“Hi. My name’s Lisa and I’m addicted to drama.”
Luckily that’s not true.
But that hasn’t always been the case.
Until the divorce, my life was pretty drama-free. I grew up in a stable environment and calm order was my status quo.
And then the world fell out from under me. For 8 months, from the text to the decree, my life was a soap opera. Each day brought new information, one shocking tidbit after another. And, after a time, they began to lose their impact. Drama became my new normal. My status quo. I needed bigger and bigger shocks to feel much of anything.
I had unwittingly become a full-on drama junkie.
Part of me yearned for it all to be over so that I could settle into a calm life again. But another part of me craved the stimulation that comes from drama. After the divorce was final and I stopped tracking my ex’s actions, I went through a bit of a withdrawal period. When friends and coworkers would ask for the daily update (I had become the days of their lives), I had to respond that I had nothing. They weren’t interested in hearing about the awesome lesson I taught that day or the furniture I was scoping out at IKEA. Normal life just couldn’t compare to the intrigue provided by bigamy and double lives.
I felt a bit lost for a few weeks. Empty. I was used to a fresh injection of “new” every day and I had gone cold turkey.
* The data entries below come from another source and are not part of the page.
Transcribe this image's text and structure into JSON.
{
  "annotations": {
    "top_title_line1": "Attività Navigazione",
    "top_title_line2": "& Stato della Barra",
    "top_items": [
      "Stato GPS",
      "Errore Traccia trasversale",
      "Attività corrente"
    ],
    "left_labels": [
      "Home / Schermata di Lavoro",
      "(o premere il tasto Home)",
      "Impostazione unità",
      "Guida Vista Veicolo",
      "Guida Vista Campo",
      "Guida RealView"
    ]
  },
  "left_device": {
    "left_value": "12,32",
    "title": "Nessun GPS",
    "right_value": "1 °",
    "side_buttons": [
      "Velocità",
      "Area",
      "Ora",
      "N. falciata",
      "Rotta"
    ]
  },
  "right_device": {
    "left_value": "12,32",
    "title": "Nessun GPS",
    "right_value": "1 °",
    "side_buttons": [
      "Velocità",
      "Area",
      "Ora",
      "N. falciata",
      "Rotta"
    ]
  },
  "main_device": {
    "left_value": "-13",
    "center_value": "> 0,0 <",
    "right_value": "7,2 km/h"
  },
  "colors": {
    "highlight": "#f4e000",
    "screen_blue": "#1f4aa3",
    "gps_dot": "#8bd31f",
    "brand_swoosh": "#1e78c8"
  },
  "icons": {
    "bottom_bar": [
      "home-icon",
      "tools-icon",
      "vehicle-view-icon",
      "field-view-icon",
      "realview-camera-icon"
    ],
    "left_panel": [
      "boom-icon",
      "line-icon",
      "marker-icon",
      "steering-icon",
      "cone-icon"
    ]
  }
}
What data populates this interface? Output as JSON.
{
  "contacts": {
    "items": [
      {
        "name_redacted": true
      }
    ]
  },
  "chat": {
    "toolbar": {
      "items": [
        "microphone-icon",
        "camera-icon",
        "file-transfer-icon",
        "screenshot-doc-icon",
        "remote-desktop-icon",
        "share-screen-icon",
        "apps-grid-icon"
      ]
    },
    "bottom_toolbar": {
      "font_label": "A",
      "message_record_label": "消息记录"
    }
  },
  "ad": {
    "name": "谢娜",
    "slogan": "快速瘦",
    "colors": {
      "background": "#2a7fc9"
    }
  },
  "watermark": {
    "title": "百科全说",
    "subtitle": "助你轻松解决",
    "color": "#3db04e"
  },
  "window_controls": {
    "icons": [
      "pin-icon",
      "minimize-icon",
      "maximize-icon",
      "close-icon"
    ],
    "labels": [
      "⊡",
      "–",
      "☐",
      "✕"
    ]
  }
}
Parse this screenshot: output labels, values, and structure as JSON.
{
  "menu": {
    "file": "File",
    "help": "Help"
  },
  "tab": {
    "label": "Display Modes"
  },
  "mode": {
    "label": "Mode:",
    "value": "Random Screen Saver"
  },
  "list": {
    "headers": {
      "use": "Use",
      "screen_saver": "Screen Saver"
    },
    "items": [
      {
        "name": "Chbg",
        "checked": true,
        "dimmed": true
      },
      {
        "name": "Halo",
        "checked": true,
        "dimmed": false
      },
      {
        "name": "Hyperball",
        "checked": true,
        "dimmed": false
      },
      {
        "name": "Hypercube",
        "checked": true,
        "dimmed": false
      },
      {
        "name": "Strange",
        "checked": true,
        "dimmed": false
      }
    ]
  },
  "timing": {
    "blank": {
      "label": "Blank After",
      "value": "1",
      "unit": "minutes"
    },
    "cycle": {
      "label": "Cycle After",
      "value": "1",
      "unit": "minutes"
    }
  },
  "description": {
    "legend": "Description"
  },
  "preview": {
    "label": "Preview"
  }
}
I had to train myself to be content within the normal pace of life, going from fast-paced thriller to non-fiction. Luckily, my drama-free childhood was a stronger set point than that brief period and I was able to adjust without much trouble.
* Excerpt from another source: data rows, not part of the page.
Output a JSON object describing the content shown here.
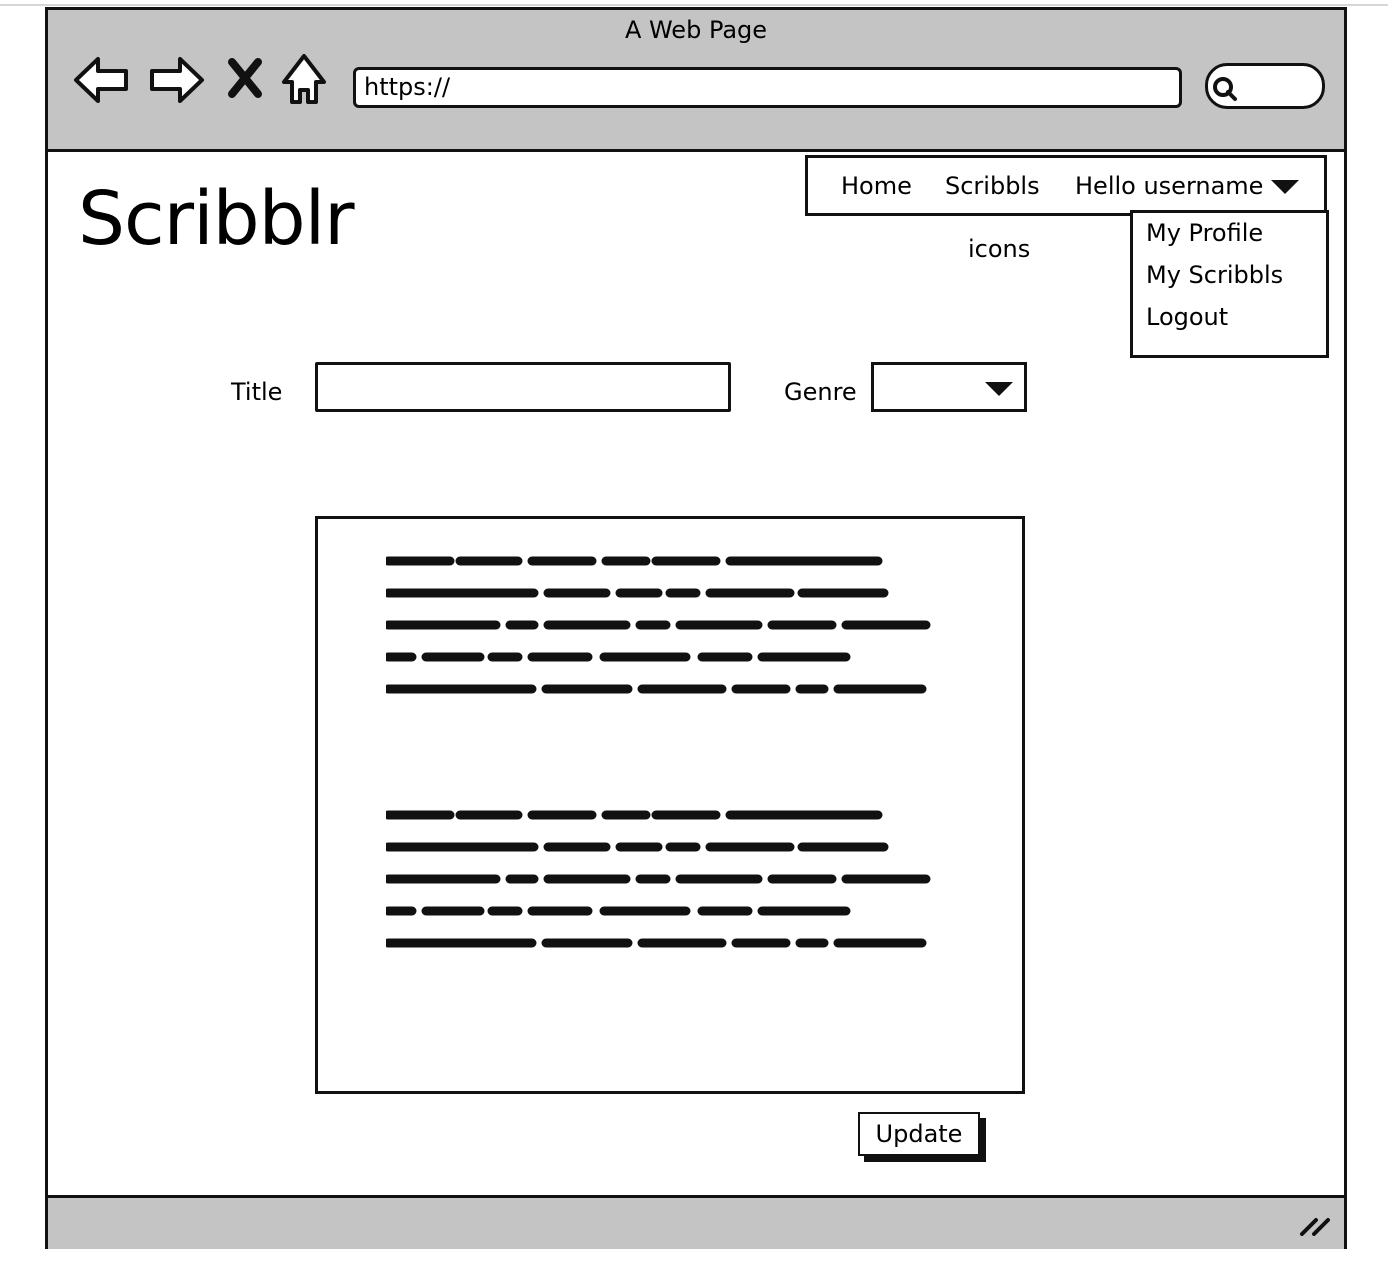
{
  "browser": {
    "window_title": "A Web Page",
    "address": "https://",
    "icons": {
      "back": "back-arrow-icon",
      "forward": "forward-arrow-icon",
      "stop": "close-x-icon",
      "home": "home-icon",
      "search": "search-icon",
      "resize": "resize-grip-icon"
    }
  },
  "header": {
    "logo": "Scribblr",
    "nav": {
      "home": "Home",
      "scribbls": "Scribbls",
      "user_menu": "Hello username"
    },
    "icons_placeholder": "icons"
  },
  "user_dropdown": {
    "items": [
      {
        "label": "My Profile"
      },
      {
        "label": "My Scribbls"
      },
      {
        "label": "Logout"
      }
    ]
  },
  "form": {
    "title_label": "Title",
    "title_value": "",
    "genre_label": "Genre",
    "genre_value": "",
    "body_paragraph_count": 2,
    "update_button": "Update"
  }
}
That’s not the case for everyone.
I was talking with a friend the other day who faced her own period of drama while caring for a very sick child. She is now past the worst of it but has two years of drama conditioning to overcome. She is aware of her higher threshold for stimulation, which is the first step in resetting your normal. I think she’ll be okay as she learns to trust and relax in the face of calm. She has to trust that no news is good news.
I know others that are not so fortunate. Their childhoods were filled with drama. Chaos has been their normal from the get-go. I’m not a proponent of the Law of Attraction (if it worked, all my students would make As on every algebra test) but I do believe that our intent and our vision tends to direct our decisions and influence the types of people that are attracted to us. In this case, drama begets drama. From my perspective now, I look at those crazy lives and I shake my head. I can’t imagine that level of chaos. But, yes I can. I was there myself. From the inside, it eventually doesn’t feel chaotic. It just feels normal. And, for those that were raised within that kind of environment, they know nothing else.
Drama may not be all bad. In my case, my desire for novelty led me to date (“Match Madness”) and helped me make major decisions about where to live and switching jobs. It is an adaptive behavior that keeps us from becoming overwhelmed and shutting down in the midst of craziness.
Life has a way of providing periods of intensity. If they last too long, we have to adapt to survive. When the chaos fades, it is time to release those adaptations. They are no longer needed. Recognize that life may feel boring for a time as you adjust to a lower level of stimulation. If you have children, understand that you are setting their drama status quo when they are young; try not to set the threshold too high.
It’s okay to release the need for constant stimulation.
It’s okay to be boring.
It’s okay to leave the drama for the big screen:)